stablished alongside the Klein River, hugged by towering mountains and surrounded by rolling green pastures and vineyards, Stanford is the quintessential Cape country village. The quaint Victorian and Edwardian architecture, dating back to 1857, has been beautifully preserved, attaining national heritage status.
Stanford invites visitors to slow down a little and enjoy the simple pleasures of life. Take a gentle cruise down the river, visit an antique store, go bird watching, shop for fresh produce at the farmer’s market, or enjoy a wholesome country meal at one of the cozy restaurants. The village also boasts its own micro-brewery named after the famous Birkenhead shipwreck where you can try a variety of fine lagers, ales and stouts. Down the road is the Klein River Cheese farm where you can sample award-winning cheeses and enjoy a pre-packed picnic lunch on the beautifully manicured grounds. In recent years, several farmers have recognized the potential of vineyards in the area and are now making wine with great success. The wineries welcome visitors with warm country hospitality.
The ‘Riviera of the South’ is how Hermanus came to be known in the late 1800’s as its reputation as an upmarket holiday destination overtook its humble beginnings as a peaceful fishing village.

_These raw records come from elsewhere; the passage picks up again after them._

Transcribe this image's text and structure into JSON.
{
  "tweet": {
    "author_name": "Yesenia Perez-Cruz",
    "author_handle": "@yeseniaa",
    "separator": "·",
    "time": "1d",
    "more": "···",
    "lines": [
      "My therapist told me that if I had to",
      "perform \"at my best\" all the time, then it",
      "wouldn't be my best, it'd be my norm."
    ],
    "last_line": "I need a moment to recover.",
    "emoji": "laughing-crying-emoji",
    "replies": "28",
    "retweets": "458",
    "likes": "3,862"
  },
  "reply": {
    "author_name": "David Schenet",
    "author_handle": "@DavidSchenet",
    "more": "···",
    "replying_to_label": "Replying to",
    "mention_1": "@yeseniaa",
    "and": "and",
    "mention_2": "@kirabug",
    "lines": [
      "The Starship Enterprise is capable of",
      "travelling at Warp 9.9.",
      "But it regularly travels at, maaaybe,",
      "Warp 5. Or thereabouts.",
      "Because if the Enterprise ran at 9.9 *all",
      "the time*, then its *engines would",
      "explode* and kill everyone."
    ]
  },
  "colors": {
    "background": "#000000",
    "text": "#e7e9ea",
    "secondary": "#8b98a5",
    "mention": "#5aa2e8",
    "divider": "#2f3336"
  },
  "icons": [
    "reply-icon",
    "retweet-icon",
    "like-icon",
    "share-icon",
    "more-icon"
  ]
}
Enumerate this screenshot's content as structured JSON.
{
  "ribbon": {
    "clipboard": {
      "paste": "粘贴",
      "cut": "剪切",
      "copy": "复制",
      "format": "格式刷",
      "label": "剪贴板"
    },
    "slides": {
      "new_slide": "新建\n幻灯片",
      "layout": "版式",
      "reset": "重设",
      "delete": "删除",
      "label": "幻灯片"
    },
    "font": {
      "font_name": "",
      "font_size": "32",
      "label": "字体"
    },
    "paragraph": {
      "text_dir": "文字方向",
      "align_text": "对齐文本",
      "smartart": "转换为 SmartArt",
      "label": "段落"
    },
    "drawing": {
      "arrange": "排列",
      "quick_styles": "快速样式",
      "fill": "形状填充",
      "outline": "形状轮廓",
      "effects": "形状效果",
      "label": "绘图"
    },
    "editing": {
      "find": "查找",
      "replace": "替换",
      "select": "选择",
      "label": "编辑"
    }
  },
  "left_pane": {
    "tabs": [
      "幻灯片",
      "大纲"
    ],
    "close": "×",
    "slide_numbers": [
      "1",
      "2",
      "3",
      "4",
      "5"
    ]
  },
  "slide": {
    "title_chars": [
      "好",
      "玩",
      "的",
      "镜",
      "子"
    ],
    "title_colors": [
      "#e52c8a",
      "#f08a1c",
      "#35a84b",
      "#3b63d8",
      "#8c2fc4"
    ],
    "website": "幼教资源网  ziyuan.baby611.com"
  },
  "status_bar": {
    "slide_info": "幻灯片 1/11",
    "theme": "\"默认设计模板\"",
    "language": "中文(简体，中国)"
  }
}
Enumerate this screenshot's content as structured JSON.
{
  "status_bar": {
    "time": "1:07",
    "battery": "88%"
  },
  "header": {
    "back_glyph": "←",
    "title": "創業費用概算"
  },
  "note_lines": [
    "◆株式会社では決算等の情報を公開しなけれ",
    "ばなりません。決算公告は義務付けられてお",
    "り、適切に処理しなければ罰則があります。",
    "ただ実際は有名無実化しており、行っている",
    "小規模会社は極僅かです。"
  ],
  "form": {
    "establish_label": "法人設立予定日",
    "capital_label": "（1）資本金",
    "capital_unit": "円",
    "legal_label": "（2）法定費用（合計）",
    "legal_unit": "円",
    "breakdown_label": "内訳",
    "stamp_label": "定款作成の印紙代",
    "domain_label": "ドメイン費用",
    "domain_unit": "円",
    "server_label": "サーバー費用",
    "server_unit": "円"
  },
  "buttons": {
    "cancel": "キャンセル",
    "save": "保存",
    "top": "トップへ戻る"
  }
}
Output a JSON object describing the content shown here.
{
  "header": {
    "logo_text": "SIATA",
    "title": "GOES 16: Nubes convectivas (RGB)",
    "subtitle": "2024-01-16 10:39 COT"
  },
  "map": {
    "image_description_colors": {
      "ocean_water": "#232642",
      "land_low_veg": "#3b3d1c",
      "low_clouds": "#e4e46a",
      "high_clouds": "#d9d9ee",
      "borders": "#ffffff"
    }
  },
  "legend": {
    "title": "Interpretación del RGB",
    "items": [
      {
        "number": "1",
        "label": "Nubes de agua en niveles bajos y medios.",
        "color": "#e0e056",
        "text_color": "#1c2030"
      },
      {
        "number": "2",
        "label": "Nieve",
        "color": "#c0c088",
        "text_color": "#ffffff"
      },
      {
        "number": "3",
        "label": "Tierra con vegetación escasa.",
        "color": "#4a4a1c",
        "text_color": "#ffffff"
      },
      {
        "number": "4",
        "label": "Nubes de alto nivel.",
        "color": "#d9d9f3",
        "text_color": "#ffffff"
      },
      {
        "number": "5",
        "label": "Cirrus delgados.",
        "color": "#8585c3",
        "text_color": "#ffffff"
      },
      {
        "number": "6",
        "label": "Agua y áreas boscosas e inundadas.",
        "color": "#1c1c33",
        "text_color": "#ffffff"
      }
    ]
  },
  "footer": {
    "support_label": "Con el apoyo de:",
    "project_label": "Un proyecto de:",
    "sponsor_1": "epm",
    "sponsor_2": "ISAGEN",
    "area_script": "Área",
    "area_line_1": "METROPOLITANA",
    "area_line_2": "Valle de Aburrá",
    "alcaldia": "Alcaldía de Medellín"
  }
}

Its crisp ‘champagne’ air was believed to assist recovery from illness and encourage wellbeing. Nestled between Walker Bay and the majestic Klein River Mountains, Hermanus is an idyllic coastal resort surrounded on all sides by pristine natural splendour.
Every year from June to December, hundreds of Southern Right Whales migrate from their icy Antarctic feeding grounds to the safe, warm waters of Walker Bay to mate, calve and raise their young. The low cliffs and coastal pathways of Hermanus make this arguably the best place in the world for land-based whale watching (along with De Kelders on the opposite side of the bay).
Local and international tourists arrive in their droves to witness the spectacle as whales breach and cavort mere meters from the land. The town has grown to accommodate this massive influx of tourists with an extensive variety of shops, craft markets, restaurants, galleries and museums.
Hermanus also boasts several stunning beaches, nature reserves, sport facilities, and wine estates, to name just a few of the myriad attractions. Hermanus might not be the sleepy village it once was but its inherent natural beauty and restorative atmosphere still remain.